ISLAMABAD - Improving the precarious balance of payments position, bringing down the fiscal deficit, avoiding debt trap, keeping inflation in check and yet grow are the major macroeconomic challenges that the economy is faced with’, says quarterly Economy Watch launched by Pakistan Institute of Development Economics (PIDE).
The document released examines the state October-December 2013 quarter covering almost all the macroeconomic aspects of the economy. The document also offers viewpoint on some key economic issues. The report points out that the weakness of balance of payments position, including the low level of foreign reserves, has made the Rupee vulnerable to speculative attacks with at least two spikes being observed in the last couple of months. The exchange rate has depreciated by 6.9 percent since June 1 2013. The Watch argues that the low reserves have circumscribed the authorities’ ability to counter speculative attacks by aggressively intervening in the market and this makes the rupee vulnerable. The report highlights that public debt has exceeded the limit of 60 percent of GDP specified in Fiscal Responsibility Debt Limitation Act (FRDL). The report goes on to stress that mere the act of reporting crossing of the debt limit to the Parliament, as required under FRDL, is not enough to rein in the burgeoning debt.
The document calls for a stronger proviso to respect the debt ceiling.
The PIDE Economy Watch states that though the credit to the private sector has picked up in recent months, however, with the government borrowing heavily from the SBP there is still substantial crowding out of the private sector. With government’s appetite for borrowing rather huge and SBP’s discount rate high enough, the banks have all the incentive to indulge in ‘risk-free’ lending to the SBP rather than undertake risky and time consuming lending to private sector, states the Watch.
The PIDE Economy Watch hints at the prevalence of political business cycle phenomenon in Pakistan before and after the elections of 2008 and 2013. The report argues that before the elections of 2008 and 2013 expansionary policies were pursued.

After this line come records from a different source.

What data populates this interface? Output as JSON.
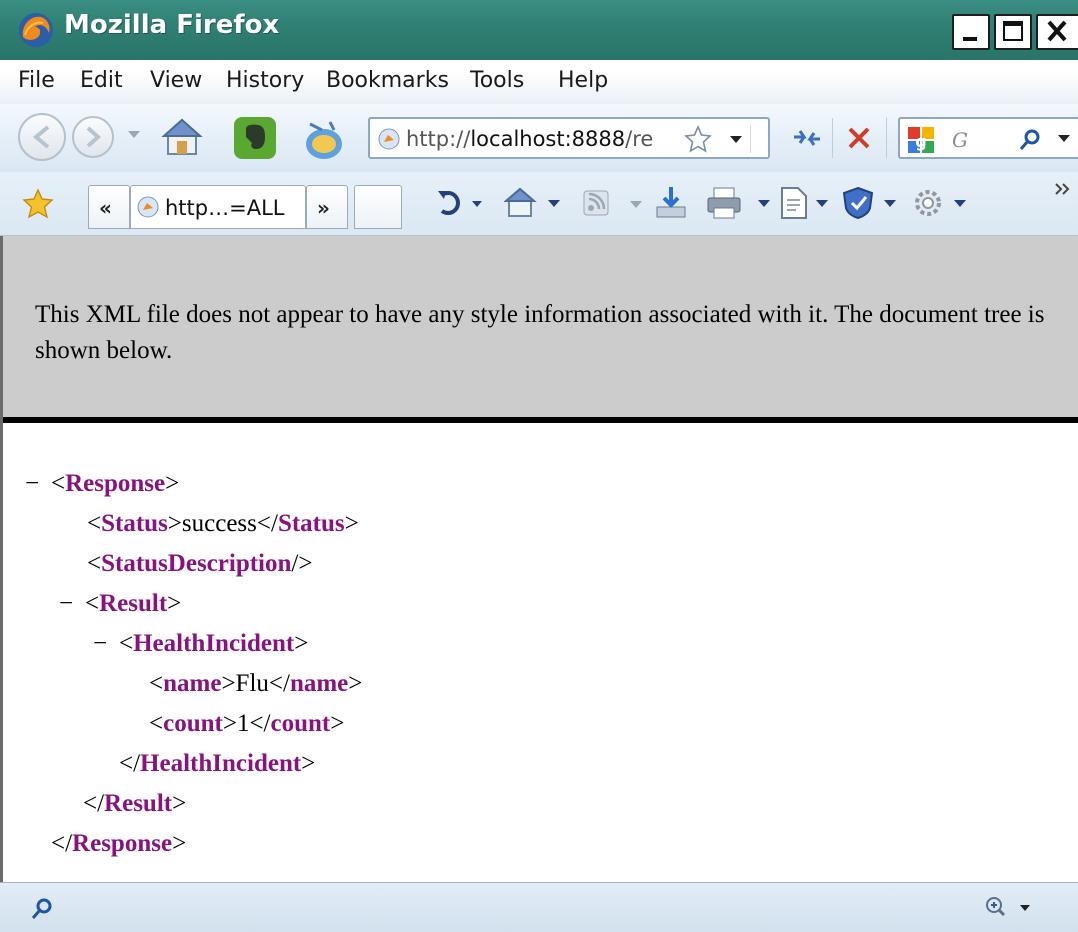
{
  "window": {
    "title": "Mozilla Firefox"
  },
  "menu": [
    "File",
    "Edit",
    "View",
    "History",
    "Bookmarks",
    "Tools",
    "Help"
  ],
  "address": {
    "url_prefix": "http://",
    "url_host": "localhost:8888",
    "url_rest": "/re"
  },
  "search": {
    "engine_hint": "G"
  },
  "tabs": {
    "scroll_left": "«",
    "active_label": "http…=ALL",
    "scroll_right": "»"
  },
  "xml": {
    "notice": "This XML file does not appear to have any style information associated with it. The document tree is shown below.",
    "lines": [
      {
        "minus": "−",
        "open": "<",
        "tag": "Response",
        "close": ">",
        "text": "",
        "end_open": "",
        "end_tag": "",
        "end_close": ""
      },
      {
        "minus": "",
        "open": "<",
        "tag": "Status",
        "close": ">",
        "text": "success",
        "end_open": "</",
        "end_tag": "Status",
        "end_close": ">"
      },
      {
        "minus": "",
        "open": "<",
        "tag": "StatusDescription",
        "close": "/>",
        "text": "",
        "end_open": "",
        "end_tag": "",
        "end_close": ""
      },
      {
        "minus": "−",
        "open": "<",
        "tag": "Result",
        "close": ">",
        "text": "",
        "end_open": "",
        "end_tag": "",
        "end_close": ""
      },
      {
        "minus": "−",
        "open": "<",
        "tag": "HealthIncident",
        "close": ">",
        "text": "",
        "end_open": "",
        "end_tag": "",
        "end_close": ""
      },
      {
        "minus": "",
        "open": "<",
        "tag": "name",
        "close": ">",
        "text": "Flu",
        "end_open": "</",
        "end_tag": "name",
        "end_close": ">"
      },
      {
        "minus": "",
        "open": "<",
        "tag": "count",
        "close": ">",
        "text": "1",
        "end_open": "</",
        "end_tag": "count",
        "end_close": ">"
      },
      {
        "minus": "",
        "open": "</",
        "tag": "HealthIncident",
        "close": ">",
        "text": "",
        "end_open": "",
        "end_tag": "",
        "end_close": ""
      },
      {
        "minus": "",
        "open": "</",
        "tag": "Result",
        "close": ">",
        "text": "",
        "end_open": "",
        "end_tag": "",
        "end_close": ""
      },
      {
        "minus": "",
        "open": "</",
        "tag": "Response",
        "close": ">",
        "text": "",
        "end_open": "",
        "end_tag": "",
        "end_close": ""
      }
    ]
  },
  "colors": {
    "xml_tag": "#881280",
    "titlebar": "#2f7f73"
  },
  "icons": [
    "firefox-logo-icon",
    "back-icon",
    "forward-icon",
    "home-icon",
    "evernote-icon",
    "blog-icon",
    "page-favicon-icon",
    "bookmark-star-icon",
    "reload-icon",
    "stop-icon",
    "google-icon",
    "search-icon",
    "bookmarks-star-icon",
    "refresh-icon",
    "rss-icon",
    "download-icon",
    "print-icon",
    "page-icon",
    "safety-icon",
    "settings-gear-icon",
    "status-search-icon",
    "zoom-icon"
  ]
}
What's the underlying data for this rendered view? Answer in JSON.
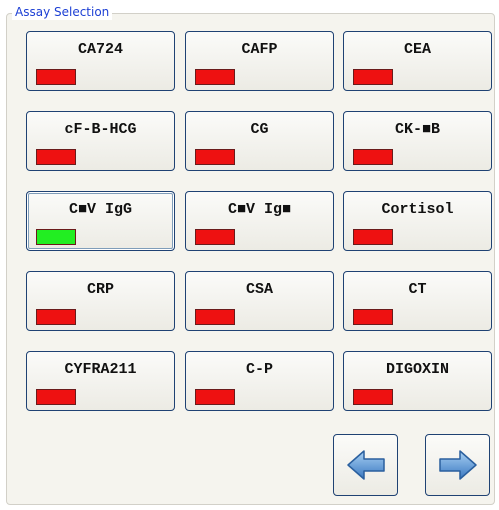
{
  "group": {
    "title": "Assay Selection"
  },
  "assays": [
    {
      "label": "CA724",
      "status_color": "#ee1111",
      "selected": false
    },
    {
      "label": "CAFP",
      "status_color": "#ee1111",
      "selected": false
    },
    {
      "label": "CEA",
      "status_color": "#ee1111",
      "selected": false
    },
    {
      "label": "cF-B-HCG",
      "status_color": "#ee1111",
      "selected": false
    },
    {
      "label": "CG",
      "status_color": "#ee1111",
      "selected": false
    },
    {
      "label": "CK-■B",
      "status_color": "#ee1111",
      "selected": false
    },
    {
      "label": "C■V IgG",
      "status_color": "#22ee22",
      "selected": true
    },
    {
      "label": "C■V Ig■",
      "status_color": "#ee1111",
      "selected": false
    },
    {
      "label": "Cortisol",
      "status_color": "#ee1111",
      "selected": false
    },
    {
      "label": "CRP",
      "status_color": "#ee1111",
      "selected": false
    },
    {
      "label": "CSA",
      "status_color": "#ee1111",
      "selected": false
    },
    {
      "label": "CT",
      "status_color": "#ee1111",
      "selected": false
    },
    {
      "label": "CYFRA211",
      "status_color": "#ee1111",
      "selected": false
    },
    {
      "label": "C-P",
      "status_color": "#ee1111",
      "selected": false
    },
    {
      "label": "DIGOXIN",
      "status_color": "#ee1111",
      "selected": false
    }
  ],
  "nav": {
    "prev_icon": "arrow-left-icon",
    "next_icon": "arrow-right-icon",
    "arrow_color": "#4a86c8"
  }
}
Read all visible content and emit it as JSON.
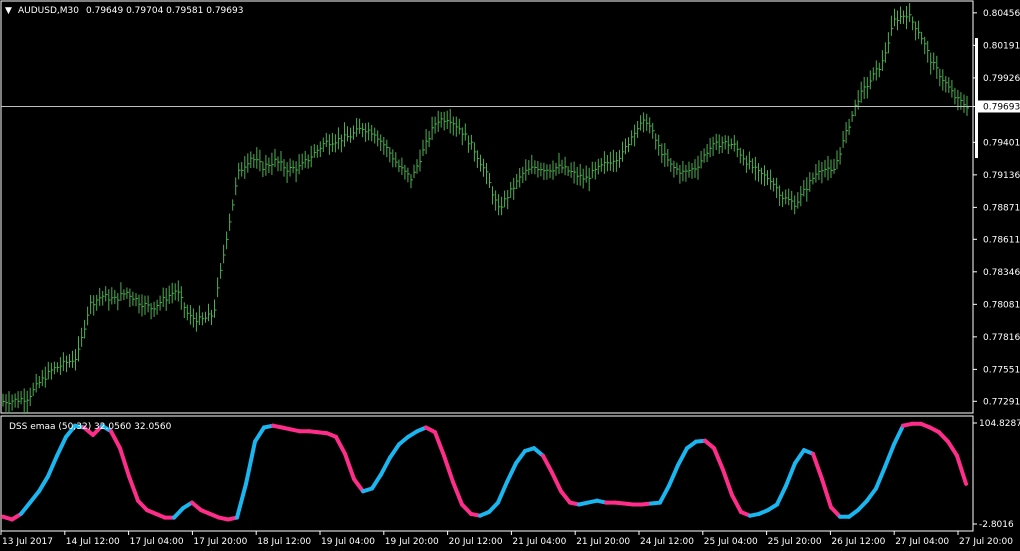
{
  "symbol_header": {
    "arrow": "▼",
    "symbol": "AUDUSD,M30",
    "ohlc": "0.79649 0.79704 0.79581 0.79693"
  },
  "indicator_header": "DSS emaa (50,32) 32.0560 32.0560",
  "current_price_label": "0.79693",
  "colors": {
    "background": "#000000",
    "frame": "#ffffff",
    "bars": "#4caf50",
    "grid_line": "#c0c0c0",
    "dss_up": "#1ab6f0",
    "dss_down": "#ff2d8a"
  },
  "chart_data": [
    {
      "type": "bar",
      "name": "price",
      "title": "AUDUSD,M30",
      "ylim": [
        0.7722,
        0.8052
      ],
      "y_ticks": [
        "0.80456",
        "0.80191",
        "0.79926",
        "0.79693",
        "0.79401",
        "0.79136",
        "0.78871",
        "0.78611",
        "0.78346",
        "0.78081",
        "0.77816",
        "0.77551",
        "0.77291"
      ],
      "current_price": 0.79693,
      "x_ticks": [
        "13 Jul 2017",
        "14 Jul 12:00",
        "17 Jul 04:00",
        "17 Jul 20:00",
        "18 Jul 12:00",
        "19 Jul 04:00",
        "19 Jul 20:00",
        "20 Jul 12:00",
        "21 Jul 04:00",
        "21 Jul 20:00",
        "24 Jul 12:00",
        "25 Jul 04:00",
        "25 Jul 20:00",
        "26 Jul 12:00",
        "27 Jul 04:00",
        "27 Jul 20:00"
      ],
      "close_path": [
        0.7729,
        0.773,
        0.7732,
        0.7745,
        0.7755,
        0.776,
        0.7765,
        0.7808,
        0.7815,
        0.7812,
        0.7818,
        0.781,
        0.7805,
        0.7812,
        0.782,
        0.7798,
        0.7795,
        0.78,
        0.786,
        0.7915,
        0.7928,
        0.792,
        0.7925,
        0.7918,
        0.792,
        0.793,
        0.794,
        0.7942,
        0.7945,
        0.7952,
        0.7948,
        0.7935,
        0.792,
        0.791,
        0.7935,
        0.7958,
        0.796,
        0.795,
        0.7935,
        0.7915,
        0.7885,
        0.79,
        0.7915,
        0.792,
        0.7918,
        0.792,
        0.7915,
        0.791,
        0.7918,
        0.7925,
        0.793,
        0.795,
        0.7958,
        0.7935,
        0.792,
        0.7915,
        0.792,
        0.7935,
        0.794,
        0.7938,
        0.7925,
        0.7915,
        0.791,
        0.7895,
        0.789,
        0.7905,
        0.792,
        0.7915,
        0.7945,
        0.7975,
        0.799,
        0.8005,
        0.804,
        0.8045,
        0.803,
        0.8005,
        0.799,
        0.7975,
        0.7969
      ]
    },
    {
      "type": "line",
      "name": "DSS emaa (50,32)",
      "ylim": [
        -2.8016,
        104.8287
      ],
      "y_ticks": [
        "104.8287",
        "-2.8016"
      ],
      "last_values": [
        32.056,
        32.056
      ],
      "values": [
        5,
        2,
        8,
        20,
        32,
        48,
        70,
        90,
        102,
        100,
        92,
        102,
        96,
        78,
        48,
        22,
        12,
        8,
        4,
        4,
        14,
        20,
        12,
        8,
        4,
        2,
        4,
        40,
        85,
        100,
        102,
        100,
        98,
        96,
        96,
        95,
        94,
        90,
        72,
        45,
        32,
        35,
        50,
        68,
        82,
        90,
        96,
        100,
        95,
        70,
        42,
        18,
        8,
        6,
        10,
        20,
        42,
        62,
        75,
        78,
        70,
        52,
        32,
        20,
        18,
        20,
        22,
        20,
        20,
        19,
        18,
        18,
        19,
        20,
        38,
        60,
        78,
        85,
        86,
        78,
        55,
        28,
        10,
        6,
        8,
        12,
        18,
        38,
        62,
        76,
        72,
        45,
        15,
        5,
        5,
        12,
        22,
        35,
        58,
        82,
        102,
        104,
        104,
        100,
        95,
        85,
        70,
        40
      ],
      "colors_by_segment": [
        "down",
        "down",
        "up",
        "up",
        "up",
        "up",
        "up",
        "up",
        "up",
        "down",
        "down",
        "up",
        "down",
        "down",
        "down",
        "down",
        "down",
        "down",
        "down",
        "up",
        "up",
        "down",
        "down",
        "down",
        "down",
        "down",
        "up",
        "up",
        "up",
        "up",
        "down",
        "down",
        "down",
        "down",
        "down",
        "down",
        "down",
        "down",
        "down",
        "down",
        "up",
        "up",
        "up",
        "up",
        "up",
        "up",
        "up",
        "down",
        "down",
        "down",
        "down",
        "down",
        "down",
        "up",
        "up",
        "up",
        "up",
        "up",
        "up",
        "up",
        "down",
        "down",
        "down",
        "down",
        "up",
        "up",
        "up",
        "down",
        "down",
        "down",
        "down",
        "down",
        "up",
        "up",
        "up",
        "up",
        "up",
        "up",
        "down",
        "down",
        "down",
        "down",
        "down",
        "up",
        "up",
        "up",
        "up",
        "up",
        "up",
        "up",
        "down",
        "down",
        "down",
        "up",
        "up",
        "up",
        "up",
        "up",
        "up",
        "up",
        "down",
        "down",
        "down",
        "down",
        "down",
        "down",
        "down"
      ]
    }
  ]
}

Difficult adjustments like passing on the increase in oil and utility prices and adjusting the exchange rate were delayed necessitating the need to follow contractionary polices post-elections. The pre-election expansionary policies are one reason why incoming regimes inherit the economy in poor shape, states the report. The document further states that these expansionary policies are often financed by money-printing from the SBP.
Building on from this, the report stresses that an independent central bank is essential to avoid the kind of economic fluctuations mentioned above. Under the prevailing SBP act the Governor SBP is appointed for a term of three years with an option of contract renewal for another term at the discretion of the government. Arguing that the provision of renewal at the discretion of the government has the potential to compromise the independence of the Governor, the document suggest a single term of 5-6 years. The report also emphasises that a criteria and procedure needs to developed for appointment of the Governor of the SBP while benefitting from international best practices in this regard.
Commenting on the GSP Plus status granted to Pakistan for a period of 10 years by European Union, the report welcomes it as a great opportunity for the country. The report urges that while facilitating exporters to exploit this opportunity, a cost-benefit analysis would be essential, especially if this involves diversion of resources from one industry to another. The case of diversion of gas from some IPPs has been cited as an example. The report also stresses that GSP plus is essentially based on the infant industry argument and the exporters should use the ten-year period to become competitive on their own in the international market.